Hey there, time traveller!
This article was published 28/11/2013 (971 days ago), so information in it may no longer be current.
Surprising, fascinating, often insulting and more than a little scary.
That describes the daily emails that come into my old email address, which no longer has an operational spam filter. Without the junk mail screener, I wade through some 40 to 50 unsolicited emails per day. Many are quite rude, though occasionally hilarious.
More than half of them are offering to increase the size of my manhood, which is an offer I am trying not to take personally. I can also very easily lower my blood pressure and flatten my abs. If only self-improvement were so easy...
But there is a very scary element to all this. The dangerous part is the large number of legitimate-looking emails that talk to me about my recently received payment, my ATM card, my account with my bank or even my recent rental car.
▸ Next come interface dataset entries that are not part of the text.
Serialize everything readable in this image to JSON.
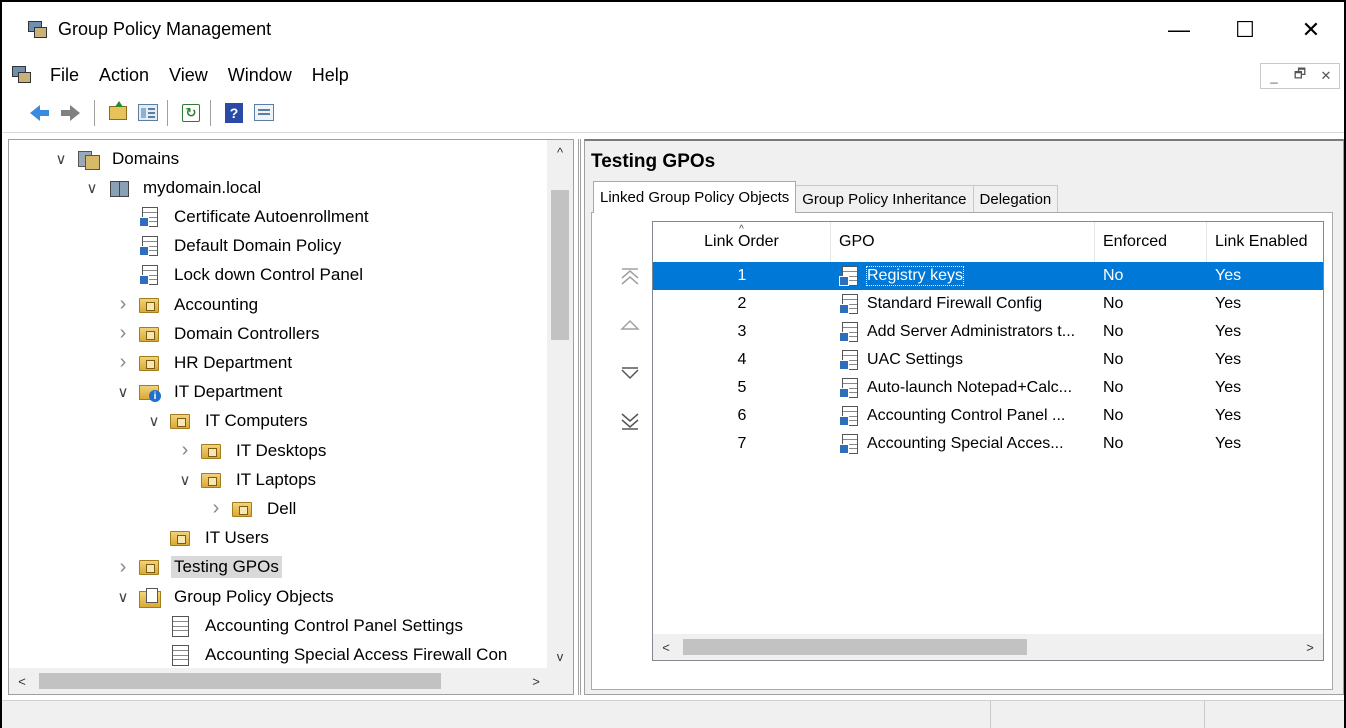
{
  "window": {
    "title": "Group Policy Management"
  },
  "window_controls": {
    "minimize": "—",
    "maximize": "☐",
    "close": "✕"
  },
  "menu": [
    "File",
    "Action",
    "View",
    "Window",
    "Help"
  ],
  "mdi_controls": {
    "minimize": "_",
    "restore": "🗗",
    "close": "✕"
  },
  "toolbar": {
    "buttons": [
      "back-arrow",
      "forward-arrow",
      "up-one-level",
      "show-hide-console-tree",
      "refresh",
      "help",
      "show-hide-action-pane"
    ]
  },
  "tree": [
    {
      "label": "Domains",
      "icon": "domains-icon",
      "depth": 0,
      "chevron": "expanded"
    },
    {
      "label": "mydomain.local",
      "icon": "domain-icon",
      "depth": 1,
      "chevron": "expanded"
    },
    {
      "label": "Certificate Autoenrollment",
      "icon": "gpo-link-icon",
      "depth": 2,
      "chevron": "none"
    },
    {
      "label": "Default Domain Policy",
      "icon": "gpo-link-icon",
      "depth": 2,
      "chevron": "none"
    },
    {
      "label": "Lock down Control Panel",
      "icon": "gpo-link-icon",
      "depth": 2,
      "chevron": "none"
    },
    {
      "label": "Accounting",
      "icon": "ou-folder-icon",
      "depth": 2,
      "chevron": "collapsed"
    },
    {
      "label": "Domain Controllers",
      "icon": "ou-folder-icon",
      "depth": 2,
      "chevron": "collapsed"
    },
    {
      "label": "HR Department",
      "icon": "ou-folder-icon",
      "depth": 2,
      "chevron": "collapsed"
    },
    {
      "label": "IT Department",
      "icon": "ou-info-icon",
      "depth": 2,
      "chevron": "expanded"
    },
    {
      "label": "IT Computers",
      "icon": "ou-folder-icon",
      "depth": 3,
      "chevron": "expanded"
    },
    {
      "label": "IT Desktops",
      "icon": "ou-folder-icon",
      "depth": 4,
      "chevron": "collapsed"
    },
    {
      "label": "IT Laptops",
      "icon": "ou-folder-icon",
      "depth": 4,
      "chevron": "expanded"
    },
    {
      "label": "Dell",
      "icon": "ou-folder-icon",
      "depth": 5,
      "chevron": "collapsed"
    },
    {
      "label": "IT Users",
      "icon": "ou-folder-icon",
      "depth": 3,
      "chevron": "none"
    },
    {
      "label": "Testing GPOs",
      "icon": "ou-folder-icon",
      "depth": 2,
      "chevron": "collapsed",
      "selected": true
    },
    {
      "label": "Group Policy Objects",
      "icon": "gpo-container-icon",
      "depth": 2,
      "chevron": "expanded"
    },
    {
      "label": "Accounting Control Panel Settings",
      "icon": "gpo-icon",
      "depth": 3,
      "chevron": "none"
    },
    {
      "label": "Accounting Special Access Firewall Con",
      "icon": "gpo-icon",
      "depth": 3,
      "chevron": "none"
    }
  ],
  "scroll_glyphs": {
    "up": "^",
    "down": "v",
    "left": "<",
    "right": ">"
  },
  "details": {
    "title": "Testing GPOs",
    "tabs": [
      {
        "label": "Linked Group Policy Objects",
        "active": true
      },
      {
        "label": "Group Policy Inheritance",
        "active": false
      },
      {
        "label": "Delegation",
        "active": false
      }
    ],
    "columns": [
      "Link Order",
      "GPO",
      "Enforced",
      "Link Enabled"
    ],
    "sort_glyph": "^",
    "rows": [
      {
        "order": "1",
        "gpo": "Registry keys",
        "enforced": "No",
        "enabled": "Yes",
        "selected": true
      },
      {
        "order": "2",
        "gpo": "Standard Firewall Config",
        "enforced": "No",
        "enabled": "Yes"
      },
      {
        "order": "3",
        "gpo": "Add Server Administrators t...",
        "enforced": "No",
        "enabled": "Yes"
      },
      {
        "order": "4",
        "gpo": "UAC Settings",
        "enforced": "No",
        "enabled": "Yes"
      },
      {
        "order": "5",
        "gpo": "Auto-launch Notepad+Calc...",
        "enforced": "No",
        "enabled": "Yes"
      },
      {
        "order": "6",
        "gpo": "Accounting Control Panel ...",
        "enforced": "No",
        "enabled": "Yes"
      },
      {
        "order": "7",
        "gpo": "Accounting Special Acces...",
        "enforced": "No",
        "enabled": "Yes"
      }
    ]
  },
  "colors": {
    "selection": "#0078d7",
    "tree_selection": "#d9d9d9",
    "chrome": "#f0f0f0"
  }
}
The last one really tested me, as I had rented a car recently from the company whose name was being used by the scammers. Luckily, I previewed the attachment first and confirmed it was fake. But the coincidence was very scary.
In these "phishing" expeditions, scammers send out millions of emails that look legitimate, but whose only purpose is to get you to respond or to open up an attachment that will release a virus or tracking software into your computer. These can then send your personal info, passwords and account numbers to the scammers.
Almost everyone with an email account receives lots of legitimate-looking emails with the name and logo of their own bank or financial supplier included. The emails make a very reasonable request, but they all involve either replying, clicking a link or opening up an attachment.
Do not do any of those things. Delete these emails immediately, using the controls Shift and Delete, to permanently delete the message.
And for sure, never send any login or password information in response to any request from your financial institution. No legitimate financial institution will ever ask for such information as your password.
You can also report such scams to the federal government's Canadian Anti-Fraud Centre online, where you can also get a lot of information about identity theft, how to protect yourself and how to respond if you become a victim.
Identity theft is a very real problem, and not all of it is high-tech. To protect yourself, please shred (or burn) all of your account statements, bills, invoices and anything else that can identify you or your institutions.
Identity thieves can go through recycling bins and trash cans to gather information. All they need is two or three of your account numbers from various suppliers in order to pretend to be you and apply for credit or other obligations in your name you may be required to pay back.
Warning signs include contact from an institution saying you have applied for credit or been approved or denied, when you did not make the application. Also, not receiving your expected credit card bills or being contacted about a delinquent account, are alerts.
If you suspect you have been a victim, contact the fraud departments of the credit bureaus Equifax (866-828-5961) and Trans Union (800-663-9980) and request a fraud alert be placed on your account. This is fairly dramatic, so expect your own borrowing abilities to be curtailed temporarily.
Also notify your banks, credit union, credit card companies and other creditors, and even the police.
As the desk sergeant used to say on the '80s TV show Hill Street Blues, "Be careful out there!"
David Christianson, BA, CFP, R.F.P., TEP, is a financial planner and adviser with Christianson Wealth Advisors, a vice-president with National Bank Financial Wealth Management and author of the book Managing the Bull, A No-Nonsense Guide to Personal Finance.